▶ **GIVEN DATA**
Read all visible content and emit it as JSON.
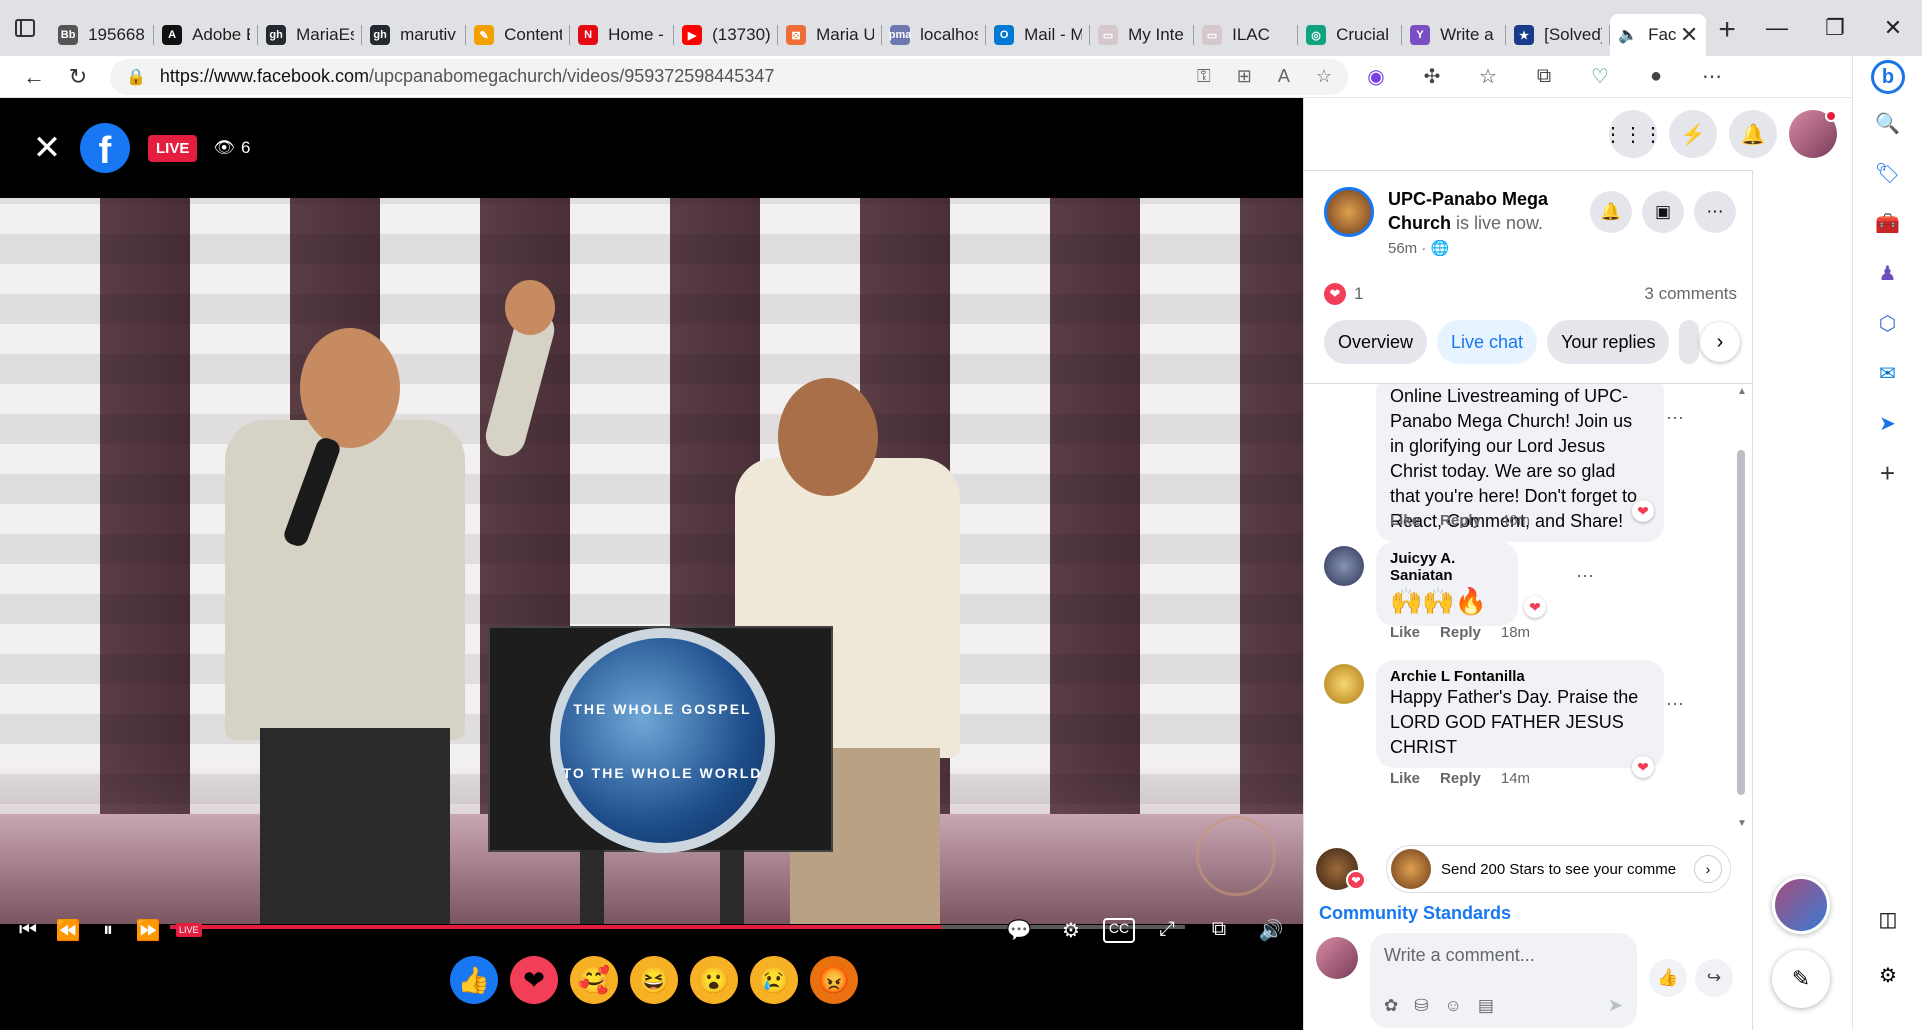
{
  "browser": {
    "tabs": [
      {
        "title": "195668",
        "fav": "Bb",
        "color": "#555"
      },
      {
        "title": "Adobe E",
        "fav": "A",
        "color": "#111"
      },
      {
        "title": "MariaEs",
        "fav": "gh",
        "color": "#24292f"
      },
      {
        "title": "marutiv",
        "fav": "gh",
        "color": "#24292f"
      },
      {
        "title": "Content",
        "fav": "✎",
        "color": "#f4a100"
      },
      {
        "title": "Home -",
        "fav": "N",
        "color": "#e50914"
      },
      {
        "title": "(13730)",
        "fav": "▶",
        "color": "#ff0000"
      },
      {
        "title": "Maria U",
        "fav": "⊠",
        "color": "#ee6e3a"
      },
      {
        "title": "localhos",
        "fav": "pma",
        "color": "#6c78af"
      },
      {
        "title": "Mail - M",
        "fav": "O",
        "color": "#0078d4"
      },
      {
        "title": "My Inte",
        "fav": "▭",
        "color": "#d6c7cc"
      },
      {
        "title": "ILAC",
        "fav": "▭",
        "color": "#d6c7cc"
      },
      {
        "title": "Crucial",
        "fav": "◎",
        "color": "#10a37f"
      },
      {
        "title": "Write a",
        "fav": "Y",
        "color": "#7b4fc4"
      },
      {
        "title": "[Solved]",
        "fav": "★",
        "color": "#1a3b8c"
      }
    ],
    "active_tab": {
      "title": "Fac",
      "fav_icon": "speaker-icon"
    },
    "url_host": "https://www.facebook.com",
    "url_path": "/upcpanabomegachurch/videos/959372598445347"
  },
  "video": {
    "live_label": "LIVE",
    "viewer_count": "6",
    "progress": 0.76,
    "podium_text_top": "THE WHOLE GOSPEL",
    "podium_text_bottom": "TO THE WHOLE WORLD",
    "live_tag": "LIVE"
  },
  "reactions": [
    {
      "name": "like",
      "glyph": "👍",
      "bg": "#1877f2"
    },
    {
      "name": "love",
      "glyph": "❤",
      "bg": "#f33e58"
    },
    {
      "name": "care",
      "glyph": "🥰",
      "bg": "#f7b125"
    },
    {
      "name": "haha",
      "glyph": "😆",
      "bg": "#f7b125"
    },
    {
      "name": "wow",
      "glyph": "😮",
      "bg": "#f7b125"
    },
    {
      "name": "sad",
      "glyph": "😢",
      "bg": "#f7b125"
    },
    {
      "name": "angry",
      "glyph": "😡",
      "bg": "#e9710f"
    }
  ],
  "panel": {
    "page_name": "UPC-Panabo Mega Church",
    "live_status": "is live now.",
    "time_ago": "56m ·",
    "reaction_count": "1",
    "comment_count": "3 comments",
    "tabs": [
      "Overview",
      "Live chat",
      "Your replies"
    ],
    "active_tab": "Live chat"
  },
  "comments": [
    {
      "author": "",
      "text": "Online Livestreaming of UPC-Panabo Mega Church! Join us in glorifying our Lord Jesus Christ today. We are so glad that you're here! Don't forget to React, Comment, and Share!",
      "like": "Like",
      "reply": "Reply",
      "time": "46m"
    },
    {
      "author": "Juicyy A. Saniatan",
      "text": "🙌🙌🔥",
      "like": "Like",
      "reply": "Reply",
      "time": "18m"
    },
    {
      "author": "Archie L Fontanilla",
      "text": "Happy Father's Day. Praise the LORD GOD FATHER JESUS CHRIST",
      "like": "Like",
      "reply": "Reply",
      "time": "14m"
    }
  ],
  "stars_prompt": "Send 200 Stars to see your comme",
  "community_standards": "Community Standards",
  "composer_placeholder": "Write a comment..."
}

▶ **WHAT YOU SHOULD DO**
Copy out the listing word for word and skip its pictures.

▶ **RESPONSE**
Read all visible content and emit it as JSON.
{
  "browser": {
    "tabs": [
      {
        "title": "195668",
        "fav": "Bb",
        "color": "#555"
      },
      {
        "title": "Adobe E",
        "fav": "A",
        "color": "#111"
      },
      {
        "title": "MariaEs",
        "fav": "gh",
        "color": "#24292f"
      },
      {
        "title": "marutiv",
        "fav": "gh",
        "color": "#24292f"
      },
      {
        "title": "Content",
        "fav": "✎",
        "color": "#f4a100"
      },
      {
        "title": "Home -",
        "fav": "N",
        "color": "#e50914"
      },
      {
        "title": "(13730)",
        "fav": "▶",
        "color": "#ff0000"
      },
      {
        "title": "Maria U",
        "fav": "⊠",
        "color": "#ee6e3a"
      },
      {
        "title": "localhos",
        "fav": "pma",
        "color": "#6c78af"
      },
      {
        "title": "Mail - M",
        "fav": "O",
        "color": "#0078d4"
      },
      {
        "title": "My Inte",
        "fav": "▭",
        "color": "#d6c7cc"
      },
      {
        "title": "ILAC",
        "fav": "▭",
        "color": "#d6c7cc"
      },
      {
        "title": "Crucial",
        "fav": "◎",
        "color": "#10a37f"
      },
      {
        "title": "Write a",
        "fav": "Y",
        "color": "#7b4fc4"
      },
      {
        "title": "[Solved]",
        "fav": "★",
        "color": "#1a3b8c"
      }
    ],
    "active_tab": {
      "title": "Fac",
      "fav_icon": "speaker-icon"
    },
    "url_host": "https://www.facebook.com",
    "url_path": "/upcpanabomegachurch/videos/959372598445347"
  },
  "video": {
    "live_label": "LIVE",
    "viewer_count": "6",
    "progress": 0.76,
    "podium_text_top": "THE WHOLE GOSPEL",
    "podium_text_bottom": "TO THE WHOLE WORLD",
    "live_tag": "LIVE"
  },
  "reactions": [
    {
      "name": "like",
      "glyph": "👍",
      "bg": "#1877f2"
    },
    {
      "name": "love",
      "glyph": "❤",
      "bg": "#f33e58"
    },
    {
      "name": "care",
      "glyph": "🥰",
      "bg": "#f7b125"
    },
    {
      "name": "haha",
      "glyph": "😆",
      "bg": "#f7b125"
    },
    {
      "name": "wow",
      "glyph": "😮",
      "bg": "#f7b125"
    },
    {
      "name": "sad",
      "glyph": "😢",
      "bg": "#f7b125"
    },
    {
      "name": "angry",
      "glyph": "😡",
      "bg": "#e9710f"
    }
  ],
  "panel": {
    "page_name": "UPC-Panabo Mega Church",
    "live_status": "is live now.",
    "time_ago": "56m ·",
    "reaction_count": "1",
    "comment_count": "3 comments",
    "tabs": [
      "Overview",
      "Live chat",
      "Your replies"
    ],
    "active_tab": "Live chat"
  },
  "comments": [
    {
      "author": "",
      "text": "Online Livestreaming of UPC-Panabo Mega Church! Join us in glorifying our Lord Jesus Christ today. We are so glad that you're here! Don't forget to React, Comment, and Share!",
      "like": "Like",
      "reply": "Reply",
      "time": "46m"
    },
    {
      "author": "Juicyy A. Saniatan",
      "text": "🙌🙌🔥",
      "like": "Like",
      "reply": "Reply",
      "time": "18m"
    },
    {
      "author": "Archie L Fontanilla",
      "text": "Happy Father's Day. Praise the LORD GOD FATHER JESUS CHRIST",
      "like": "Like",
      "reply": "Reply",
      "time": "14m"
    }
  ],
  "stars_prompt": "Send 200 Stars to see your comme",
  "community_standards": "Community Standards",
  "composer_placeholder": "Write a comment..."
}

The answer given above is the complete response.